STUDY MATERIAL:
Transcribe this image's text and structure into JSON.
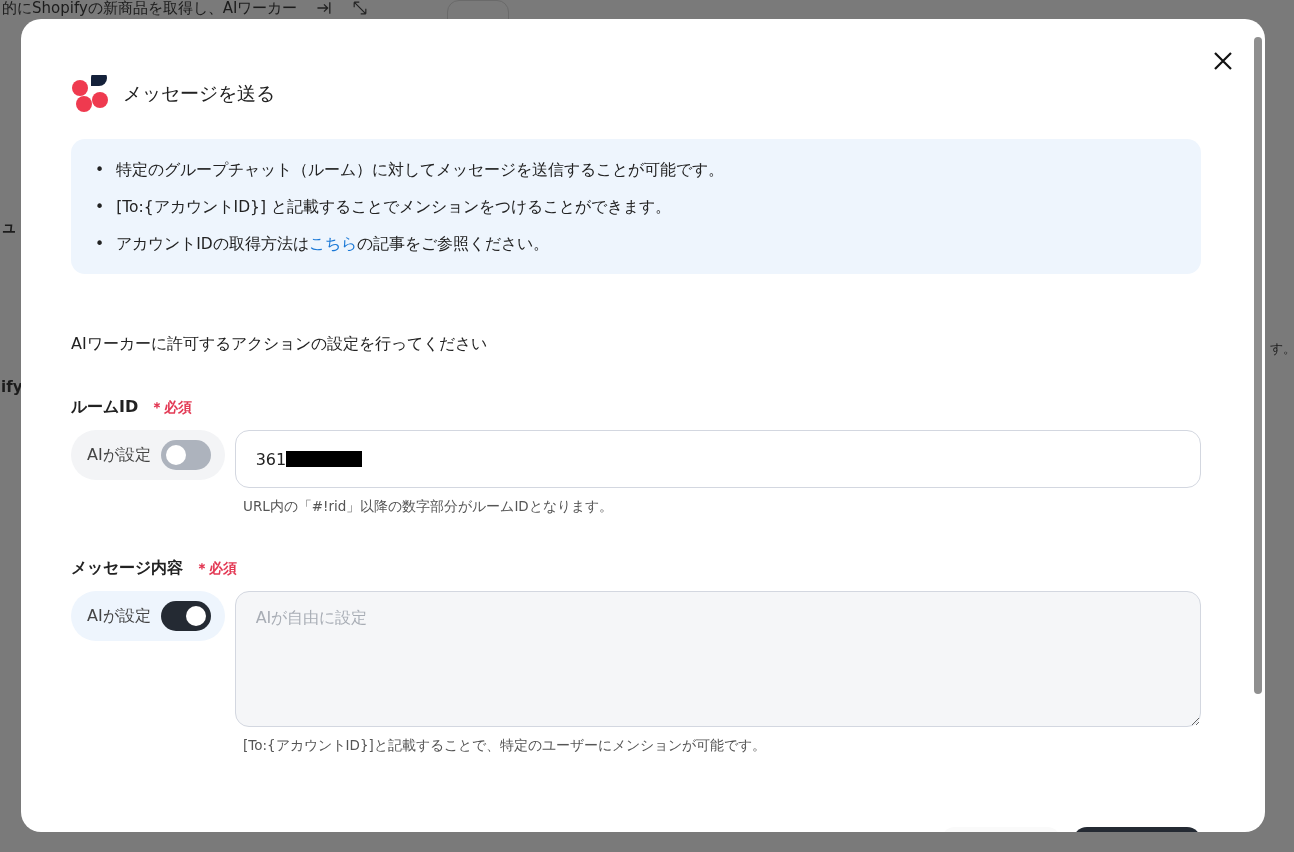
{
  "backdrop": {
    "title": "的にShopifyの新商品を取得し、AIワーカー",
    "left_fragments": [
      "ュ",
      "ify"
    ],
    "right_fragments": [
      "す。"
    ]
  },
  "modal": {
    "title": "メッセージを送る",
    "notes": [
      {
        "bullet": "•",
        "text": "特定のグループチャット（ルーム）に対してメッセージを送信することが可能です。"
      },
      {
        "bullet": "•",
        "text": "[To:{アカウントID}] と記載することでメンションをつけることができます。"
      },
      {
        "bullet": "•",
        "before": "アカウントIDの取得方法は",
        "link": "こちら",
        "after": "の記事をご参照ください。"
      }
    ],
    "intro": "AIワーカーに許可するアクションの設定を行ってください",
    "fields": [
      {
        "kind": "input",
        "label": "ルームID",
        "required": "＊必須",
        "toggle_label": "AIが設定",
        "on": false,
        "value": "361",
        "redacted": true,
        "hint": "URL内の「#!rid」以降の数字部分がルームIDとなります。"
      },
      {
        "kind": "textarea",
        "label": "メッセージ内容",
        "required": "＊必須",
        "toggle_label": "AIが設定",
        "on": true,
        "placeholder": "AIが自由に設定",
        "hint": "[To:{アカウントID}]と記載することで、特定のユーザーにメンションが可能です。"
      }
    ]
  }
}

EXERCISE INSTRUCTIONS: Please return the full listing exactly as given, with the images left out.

RESULT OF THE TASK:
Transcribe this image's text and structure into JSON.
{
  "backdrop": {
    "title": "的にShopifyの新商品を取得し、AIワーカー",
    "left_fragments": [
      "ュ",
      "ify"
    ],
    "right_fragments": [
      "す。"
    ]
  },
  "modal": {
    "title": "メッセージを送る",
    "notes": [
      {
        "bullet": "•",
        "text": "特定のグループチャット（ルーム）に対してメッセージを送信することが可能です。"
      },
      {
        "bullet": "•",
        "text": "[To:{アカウントID}] と記載することでメンションをつけることができます。"
      },
      {
        "bullet": "•",
        "before": "アカウントIDの取得方法は",
        "link": "こちら",
        "after": "の記事をご参照ください。"
      }
    ],
    "intro": "AIワーカーに許可するアクションの設定を行ってください",
    "fields": [
      {
        "kind": "input",
        "label": "ルームID",
        "required": "＊必須",
        "toggle_label": "AIが設定",
        "on": false,
        "value": "361",
        "redacted": true,
        "hint": "URL内の「#!rid」以降の数字部分がルームIDとなります。"
      },
      {
        "kind": "textarea",
        "label": "メッセージ内容",
        "required": "＊必須",
        "toggle_label": "AIが設定",
        "on": true,
        "placeholder": "AIが自由に設定",
        "hint": "[To:{アカウントID}]と記載することで、特定のユーザーにメンションが可能です。"
      }
    ]
  }
}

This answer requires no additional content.